#### What the exercise asks:
If an entry holds a picture, leave that picture out. Give everything else again exactly.

++++++++++

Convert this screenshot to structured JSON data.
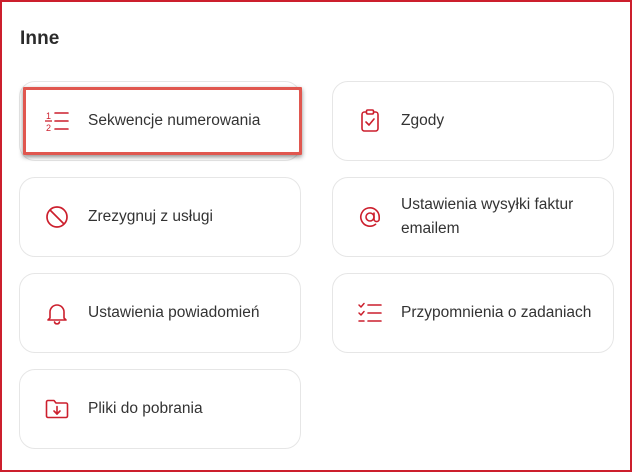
{
  "section": {
    "title": "Inne"
  },
  "colors": {
    "accent": "#cc1f2d",
    "highlight": "#e0574f"
  },
  "cards": [
    {
      "label": "Sekwencje numerowania",
      "icon": "numbered-list-icon",
      "highlighted": true
    },
    {
      "label": "Zgody",
      "icon": "clipboard-check-icon"
    },
    {
      "label": "Zrezygnuj z usługi",
      "icon": "prohibited-icon"
    },
    {
      "label": "Ustawienia wysyłki faktur emailem",
      "icon": "at-sign-icon"
    },
    {
      "label": "Ustawienia powiadomień",
      "icon": "bell-icon"
    },
    {
      "label": "Przypomnienia o zadaniach",
      "icon": "checklist-icon"
    },
    {
      "label": "Pliki do pobrania",
      "icon": "folder-download-icon"
    }
  ]
}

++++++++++

#### Written response:
Convert this screenshot to structured JSON data.
{
  "section": {
    "title": "Inne"
  },
  "colors": {
    "accent": "#cc1f2d",
    "highlight": "#e0574f"
  },
  "cards": [
    {
      "label": "Sekwencje numerowania",
      "icon": "numbered-list-icon",
      "highlighted": true
    },
    {
      "label": "Zgody",
      "icon": "clipboard-check-icon"
    },
    {
      "label": "Zrezygnuj z usługi",
      "icon": "prohibited-icon"
    },
    {
      "label": "Ustawienia wysyłki faktur emailem",
      "icon": "at-sign-icon"
    },
    {
      "label": "Ustawienia powiadomień",
      "icon": "bell-icon"
    },
    {
      "label": "Przypomnienia o zadaniach",
      "icon": "checklist-icon"
    },
    {
      "label": "Pliki do pobrania",
      "icon": "folder-download-icon"
    }
  ]
}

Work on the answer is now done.